Some fare bargains are still available
ALTHOUGH there are signs that international passenger numbers are beginning to rise, there are still some fare bargains available.
Middle Eastern airline Etihad, which now flies to Cape Town, is offering special fares from both here and Johannesburg. Tickets that can be booked from now until November 30 are London from R4 895, Bangkok from R4 434 and Manchester, Istanbul and Athens from R5 000 “inclusive of all pre-payable taxes, surcharges and levies.”
In view of the size of taxes nowadays, this is an important concession but presumably “prepayable” does not include the high departure taxes charged at some airports.
A new codeshare agreement between SAA and Air New Zealand wil l mean s mo o t h e r c o n n e c t i o n s between the two airlines. SAA passengers on its daily flights from Johannesburg to Perth will have a smooth transfer there to Air New Zealand’s flights to Auckland and on to Wellington and Christchurch, and will be able to earn points on S A A’ s Vo y a g e r loyalty programme for the entire journey. SAA will have a share of the ticket money it is paying for the New Zealand leg of the trip. Air New Zealand passengers wil l c odeshare on SAA’s flights from Perth and its domestic flights on to Cape Town, Durban, Port Elizabeth and East London. There are likely to be a great many of them doing so during the soccer World Cup next June.
Jason Krause, business development manager at SAA, said there were more than 41 000 South Africans living in New Zealand, and 12 000 passengers f rom New Zealand visited South Africa last year. In the year to June, 23 000 South Africans flew to New Z e a l a n d – many t o s e e friends and family.
SAA has stepped up its flights to Perth in time for Christmas this year, easing the usual shortage of seats on the route at that time.
But, because it flies there only from Johannesburg, most Capetonians are likely to continue flying to Australia with Singapore Airlines or Malaysia Airlines, both of which fly here and offer flights to several cities in Australia and New Zealand from their home airports.
Singapore Airlines offers flights to Sydney in its giant Airbus A380, and from March next year, Vi r gi n Australia will enter our market, offering direct flights from Johannesburg to Melbourne. Bookings are already open.
Meanwhile, S AA h a s increased the number of its flights to African destinations. Those between Johannesburg and Dar-esSalaam have increased from seven a week to nine, with t he t wo additi onal f l i ghts on Saturdays and Sundays. Those between Johannesburg and Windhoek have gone up from 14 a week to 20, with a new schedule aimed at bus i nes s t r a v e l l e r s . T he route is also flown by Air Namibia, whose flights continue from Johannesburg to Lusaka. SAA’s flights to Accra, capital of Ghana, have gone up from four a week to a daily service. Africa is still SAA’s most profitable market, despite facing increased competition on some routes.

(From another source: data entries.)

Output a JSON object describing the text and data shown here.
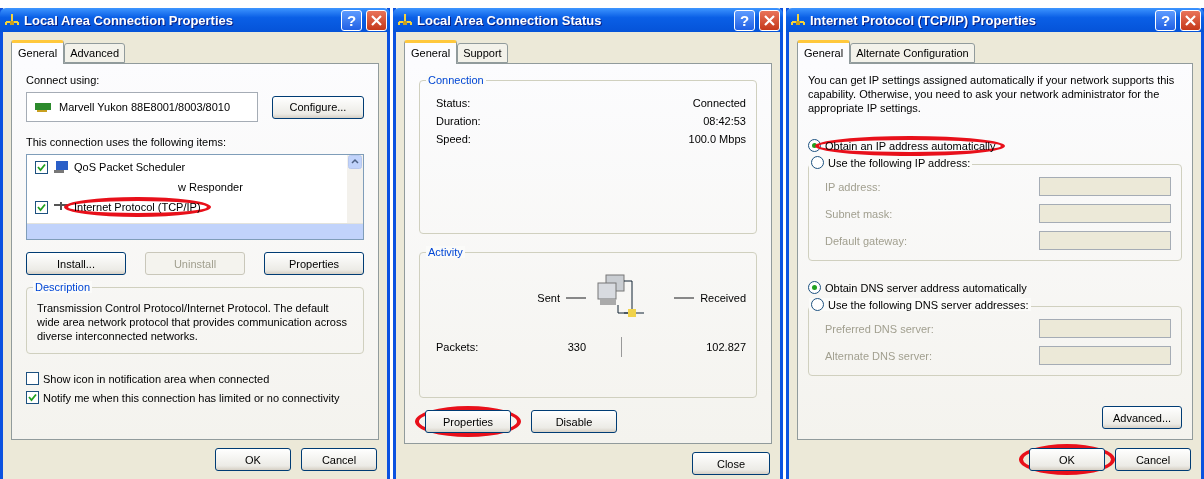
{
  "properties_dialog": {
    "title": "Local Area Connection Properties",
    "help_glyph": "?",
    "tabs": [
      {
        "label": "General",
        "selected": true
      },
      {
        "label": "Advanced",
        "selected": false
      }
    ],
    "connect_using_label": "Connect using:",
    "adapter": "Marvell Yukon 88E8001/8003/8010",
    "configure_button": "Configure...",
    "items_label": "This connection uses the following items:",
    "items": [
      {
        "label": "QoS Packet Scheduler",
        "checked": true,
        "highlighted": false
      },
      {
        "label": "w Responder",
        "highlighted": false
      },
      {
        "label": "Internet Protocol (TCP/IP)",
        "checked": true,
        "highlighted": true
      }
    ],
    "item_buttons": [
      {
        "label": "Install...",
        "disabled": false
      },
      {
        "label": "Uninstall",
        "disabled": true
      },
      {
        "label": "Properties",
        "disabled": false
      }
    ],
    "description": {
      "title": "Description",
      "text": "Transmission Control Protocol/Internet Protocol. The default wide area network protocol that provides communication across diverse interconnected networks."
    },
    "options": [
      {
        "label": "Show icon in notification area when connected",
        "checked": false
      },
      {
        "label": "Notify me when this connection has limited or no connectivity",
        "checked": true
      }
    ],
    "footer_buttons": [
      {
        "label": "OK",
        "highlighted": false
      },
      {
        "label": "Cancel",
        "highlighted": false
      }
    ]
  },
  "status_dialog": {
    "title": "Local Area Connection Status",
    "help_glyph": "?",
    "tabs": [
      {
        "label": "General",
        "selected": true
      },
      {
        "label": "Support",
        "selected": false
      }
    ],
    "connection": {
      "title": "Connection",
      "rows": [
        {
          "label": "Status:",
          "value": "Connected"
        },
        {
          "label": "Duration:",
          "value": "08:42:53"
        },
        {
          "label": "Speed:",
          "value": "100.0 Mbps"
        }
      ]
    },
    "activity": {
      "title": "Activity",
      "sent_label": "Sent",
      "received_label": "Received",
      "packets_label": "Packets:",
      "sent": "330",
      "received": "102.827"
    },
    "action_buttons": [
      {
        "label": "Properties",
        "highlighted": true
      },
      {
        "label": "Disable",
        "highlighted": false
      }
    ],
    "footer_buttons": [
      {
        "label": "Close",
        "highlighted": false
      }
    ]
  },
  "tcpip_dialog": {
    "title": "Internet Protocol (TCP/IP) Properties",
    "help_glyph": "?",
    "tabs": [
      {
        "label": "General",
        "selected": true
      },
      {
        "label": "Alternate Configuration",
        "selected": false
      }
    ],
    "intro": "You can get IP settings assigned automatically if your network supports this capability. Otherwise, you need to ask your network administrator for the appropriate IP settings.",
    "ip_options": [
      {
        "label": "Obtain an IP address automatically",
        "selected": true,
        "highlighted": true
      },
      {
        "label": "Use the following IP address:",
        "selected": false,
        "highlighted": false
      }
    ],
    "ip_fields": [
      {
        "label": "IP address:"
      },
      {
        "label": "Subnet mask:"
      },
      {
        "label": "Default gateway:"
      }
    ],
    "dns_options": [
      {
        "label": "Obtain DNS server address automatically",
        "selected": true,
        "highlighted": false
      },
      {
        "label": "Use the following DNS server addresses:",
        "selected": false,
        "highlighted": false
      }
    ],
    "dns_fields": [
      {
        "label": "Preferred DNS server:"
      },
      {
        "label": "Alternate DNS server:"
      }
    ],
    "advanced_button": "Advanced...",
    "footer_buttons": [
      {
        "label": "OK",
        "highlighted": true
      },
      {
        "label": "Cancel",
        "highlighted": false
      }
    ]
  }
}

UK passenger departure tax
Less good news is that the UK has increased its passenger departure tax by about £10 to £60 despite requests by airlines and its own tourism marketing authority, Visit Britain, to reduce it. The strength of the pound against the rand means that, although exchange rates fluctuate, it is still a considerable extra expense for South Africans in addition to the cost of a visa.
Not surprisingly, even before this increase the tax has led to a drop in tourism to the UK – something that should be borne in mind if Airports Company, South Africa, (Acsa) is allowed to increase its airport charges by 133% to help pay the R15 billion cost of improving and enlarging our airports in time for the soccer World Cup.These improvements include R7bn for the new airport in Durban, which only two international airlines – Emirates and Air Mauritius, say they will use.
Others, including SAA, say it would not be cost effective for their incoming international flights to go on to Durban from Johannesburg because safety regulations mean there would have to be a complete crew change for the short additional flight.